2.10. Array

An array is a sequence of values indexed by a integer number from 0 to the size of the array minus 1. Arrays elements can be obtained through their index.

var a = [[int[4] 1; 2; 3; 4]] // fixed size of array is 4, and content is [1, 2, 3, 4]
assert(a[0] == 1)

var b: array<int>
assert(b[0] == 1)

There are static arrays (of fixed size, allocated on stack), and dynamic array (size is dynamic, allocated on heap)

var a = [[int[4] 1; 2; 3; 4]] // fixed size of array is 4, and content is [1, 2, 3, 4]
var b: array<string>          // empty dynamic array
push(b, "some")               // now it is 1 element of "some"
b |> push("some")             // same as above line, but using pipe operator

Dynamic sub-array can be created out of any array type via range indexing:

var a  = [[int[4] 1; 2; 3; 4]]
let b <- a[1..3]               //  b is [{int 2;3}]

In reality a[b]` where b is range is equivalent to subarray(a, b)

Resizing, insertion, deletion of dynamic arrays and arrays elements is done through a set of standard functions (see built-in functions).

List of relevant builtin functions: push, push_clone, emplace, reserve, resize, erase, length, clear, capacity.

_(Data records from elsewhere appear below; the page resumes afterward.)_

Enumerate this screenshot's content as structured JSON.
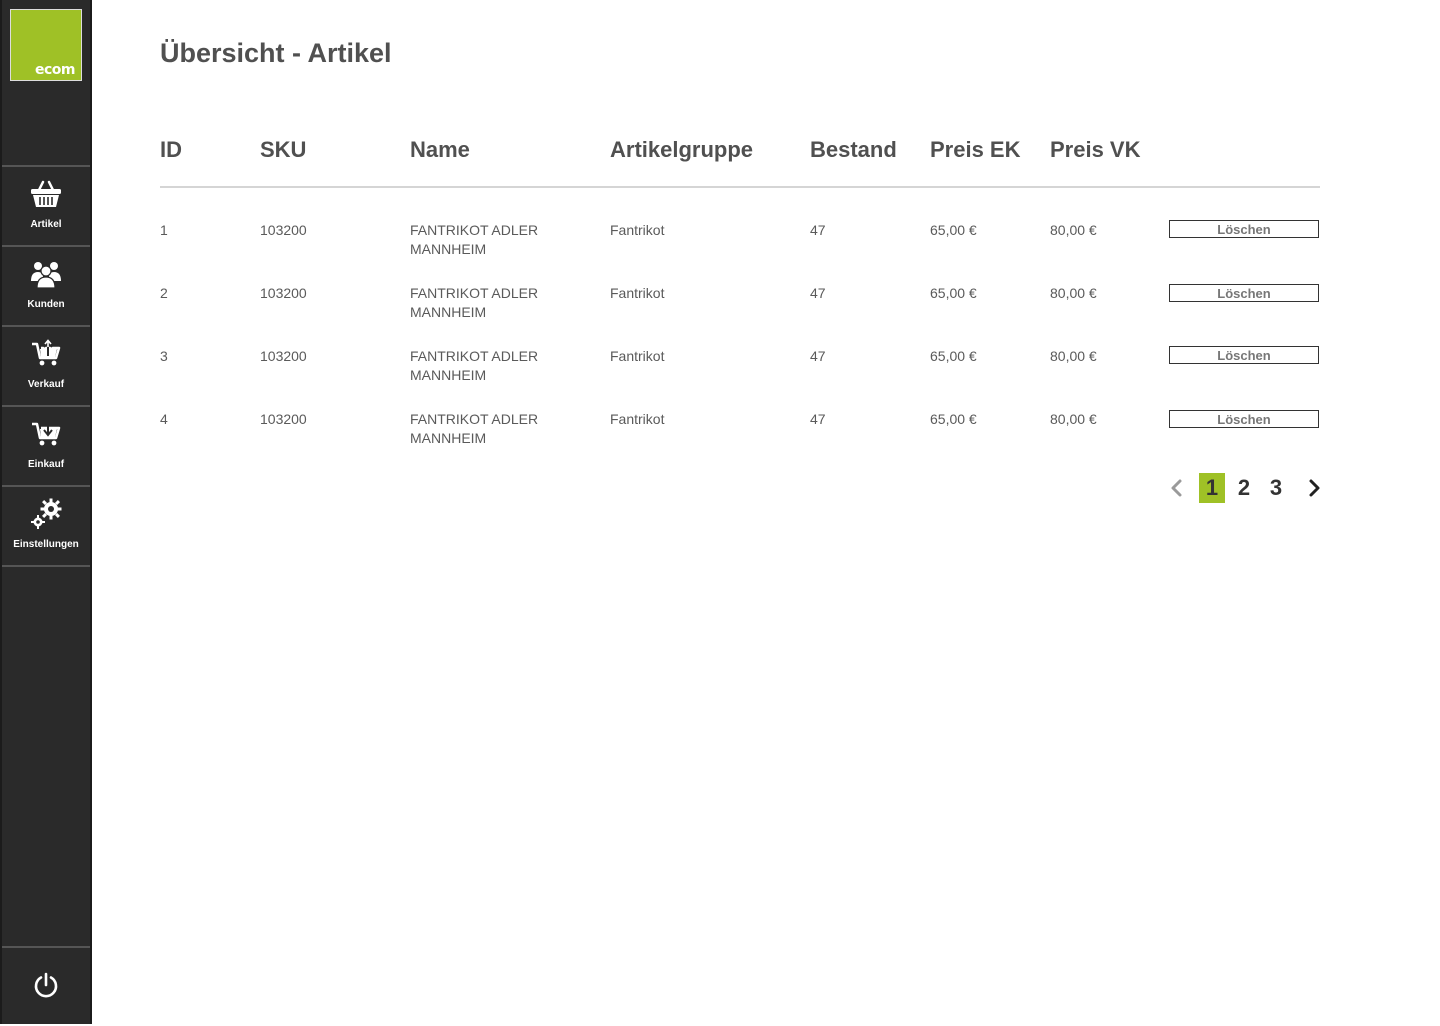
{
  "app": {
    "title": "Übersicht - Artikel",
    "logo_text": "ecom",
    "brand_color": "#9fc126"
  },
  "sidebar": {
    "items": [
      {
        "label": "Artikel",
        "icon": "basket-icon"
      },
      {
        "label": "Kunden",
        "icon": "users-icon"
      },
      {
        "label": "Verkauf",
        "icon": "cart-upload-icon"
      },
      {
        "label": "Einkauf",
        "icon": "cart-download-icon"
      },
      {
        "label": "Einstellungen",
        "icon": "gears-icon"
      }
    ],
    "power_icon": "power-icon"
  },
  "table": {
    "headers": [
      "ID",
      "SKU",
      "Name",
      "Artikelgruppe",
      "Bestand",
      "Preis EK",
      "Preis VK"
    ],
    "rows": [
      {
        "id": "1",
        "sku": "103200",
        "name_line1": "FANTRIKOT ADLER",
        "name_line2": "MANNHEIM",
        "group": "Fantrikot",
        "stock": "47",
        "ek": "65,00 €",
        "vk": "80,00 €",
        "action": "Löschen"
      },
      {
        "id": "2",
        "sku": "103200",
        "name_line1": "FANTRIKOT ADLER",
        "name_line2": "MANNHEIM",
        "group": "Fantrikot",
        "stock": "47",
        "ek": "65,00 €",
        "vk": "80,00 €",
        "action": "Löschen"
      },
      {
        "id": "3",
        "sku": "103200",
        "name_line1": "FANTRIKOT ADLER",
        "name_line2": "MANNHEIM",
        "group": "Fantrikot",
        "stock": "47",
        "ek": "65,00 €",
        "vk": "80,00 €",
        "action": "Löschen"
      },
      {
        "id": "4",
        "sku": "103200",
        "name_line1": "FANTRIKOT ADLER",
        "name_line2": "MANNHEIM",
        "group": "Fantrikot",
        "stock": "47",
        "ek": "65,00 €",
        "vk": "80,00 €",
        "action": "Löschen"
      }
    ]
  },
  "pagination": {
    "pages": [
      "1",
      "2",
      "3"
    ],
    "current": "1",
    "prev_icon": "chevron-left-icon",
    "next_icon": "chevron-right-icon"
  }
}
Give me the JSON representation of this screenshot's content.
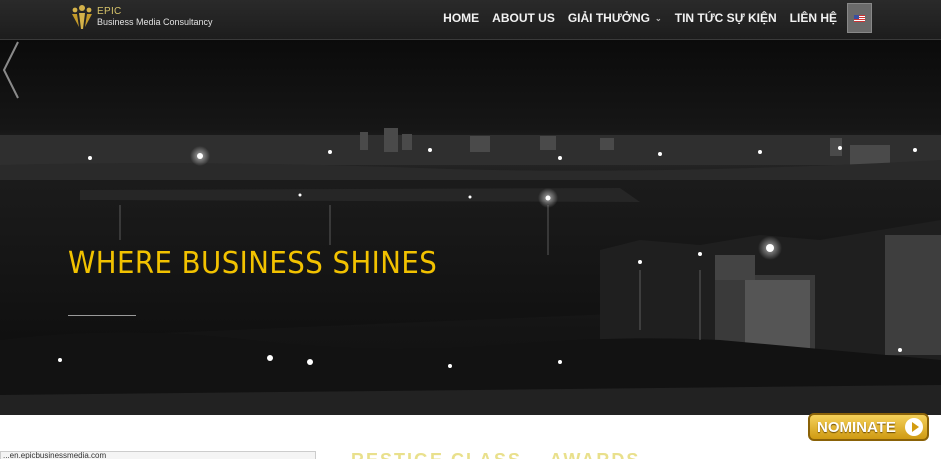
{
  "header": {
    "logo_line1": "EPIC",
    "logo_line2": "Business Media Consultancy",
    "nav": [
      {
        "label": "HOME",
        "has_dropdown": false
      },
      {
        "label": "ABOUT US",
        "has_dropdown": false
      },
      {
        "label": "GIẢI THƯỞNG",
        "has_dropdown": true
      },
      {
        "label": "TIN TỨC SỰ KIỆN",
        "has_dropdown": false
      },
      {
        "label": "LIÊN HỆ",
        "has_dropdown": false
      }
    ],
    "language_icon": "us-flag-icon"
  },
  "hero": {
    "title": "WHERE BUSINESS SHINES",
    "prev_icon": "chevron-left-icon"
  },
  "nominate_label": "NOMINATE",
  "status_url": "...en.epicbusinessmedia.com",
  "below_heading": "...RESTIGE CLASS... AWARDS..."
}
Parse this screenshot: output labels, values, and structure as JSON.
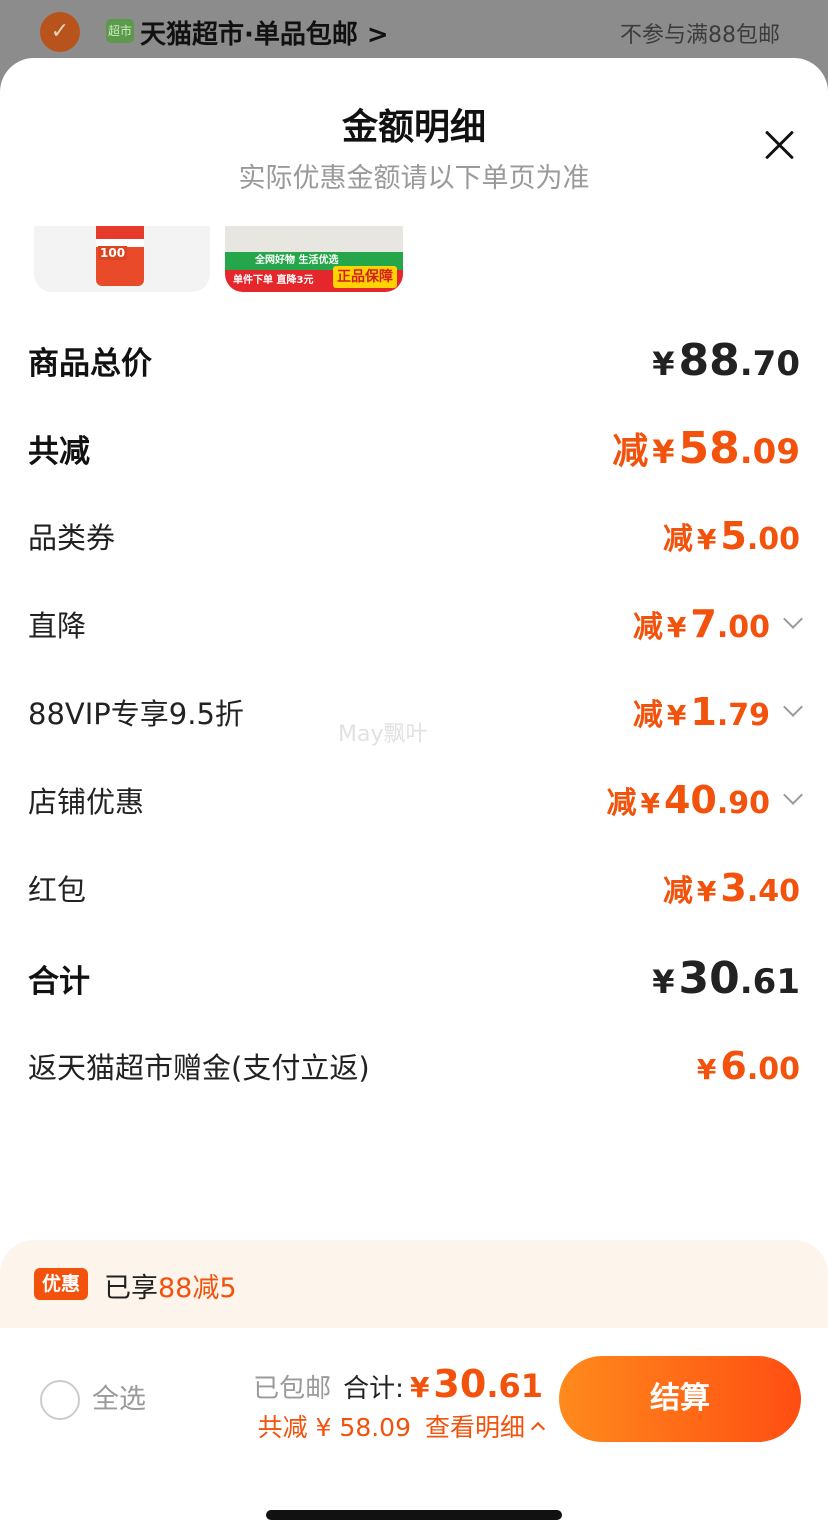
{
  "background": {
    "store_badge": "超市",
    "store_title": "天猫超市·单品包邮 >",
    "right_note": "不参与满88包邮"
  },
  "sheet": {
    "title": "金额明细",
    "subtitle": "实际优惠金额请以下单页为准"
  },
  "thumbnails": {
    "item2_green": "全网好物 生活优选",
    "item2_red": "单件下单 直降3元",
    "item2_stamp": "正品保障"
  },
  "rows": [
    {
      "label": "商品总价",
      "prefix": "",
      "cur": "¥",
      "int": "88",
      "dec": ".70"
    },
    {
      "label": "共减",
      "prefix": "减",
      "cur": "¥",
      "int": "58",
      "dec": ".09"
    },
    {
      "label": "品类券",
      "prefix": "减",
      "cur": "¥",
      "int": "5",
      "dec": ".00"
    },
    {
      "label": "直降",
      "prefix": "减",
      "cur": "¥",
      "int": "7",
      "dec": ".00"
    },
    {
      "label": "88VIP专享9.5折",
      "prefix": "减",
      "cur": "¥",
      "int": "1",
      "dec": ".79"
    },
    {
      "label": "店铺优惠",
      "prefix": "减",
      "cur": "¥",
      "int": "40",
      "dec": ".90"
    },
    {
      "label": "红包",
      "prefix": "减",
      "cur": "¥",
      "int": "3",
      "dec": ".40"
    },
    {
      "label": "合计",
      "prefix": "",
      "cur": "¥",
      "int": "30",
      "dec": ".61"
    },
    {
      "label": "返天猫超市赠金(支付立返)",
      "prefix": "",
      "cur": "¥",
      "int": "6",
      "dec": ".00"
    }
  ],
  "watermark": "May飘叶",
  "promo": {
    "tag": "优惠",
    "text_prefix": "已享",
    "text_highlight": "88减5"
  },
  "bottom_bar": {
    "select_all": "全选",
    "free_shipping": "已包邮",
    "total_label": "合计:",
    "total_cur": "¥",
    "total_int": "30",
    "total_dec": ".61",
    "reduce_text": "共减 ¥ 58.09",
    "detail_link": "查看明细",
    "checkout": "结算"
  },
  "colors": {
    "accent": "#f2520b",
    "button_start": "#ff8a1c",
    "button_end": "#ff4e12"
  }
}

Arrays (as well as tables, structures, and handled types) will be passed to functions by reference only.

Arrays can not be copied, only cloned or moved.

def clone_array(var a, b: array<string>)
  a := b      // a is not a deep copy of b
  clone(a, b) // same as above

def move_array(var a, b: array<string>)
  a <- b  // a is no points to same data as b, and b is empty.

Arrays can be constructed inline

let arr = [[auto 1.; 2.; 3.; 4.5]]

Which infers to

let arr : float[4] = [[float[4] 1.; 2.; 3.; 4.5]]

Dynamic arrays can also be constructed inline:

let arr <- [{auto "one"; "two"; "three"}]

Which is syntactic equivalent to:

let arr : array<string> <- to_array_move([[string[4] "one"; "two"; "three"]])

If only one element is specified, local data construction is that element:

let i1 = [[int 1]]      // same is the line bellow
let i2 = 1

To create an array of unspecified type, use [] syntax:

let ai1 <- [[int[] 1]]  // actually [[int[1] 1]]
let ai2 <- [[auto[] 1]  // same as above

When array elements can’t be copied, use push_clone to insert clone of a value, or emplace to move it in.

resize can potentially create new array elements. Those elements will be initialized with 0.

reserve is there for performance reasons. Generally array capacity doubles, if exceeded. Reserve allows to specify exact known capacity, and significantly reduce the overhead of multiple push operations.

Its possible to iterate over an array via regular for loop:

for x in [[int[] 1;2;3;4]]
        print("x = {x}\n")

Additionally a collection of unsafe iterators is provided:

def each ( a : auto(TT)[] ) : iterator<TT&>
def each ( a : array<auto(TT)> ) : iterator<TT&>

The reason both are unsafe operation is that they do not capture an array.

Search functions are available for both static and dynamic arrays:

def find_index ( arr : array<auto(TT)> implicit; key : TT )
def find_index ( arr : auto(TT)[] implicit; key : TT )
def find_index_if ( arr : array<auto(TT)> implicit; blk : block<(key:TT):bool> )
def find_index_if ( arr : auto(TT)[] implicit; blk : block<(key:TT):bool> )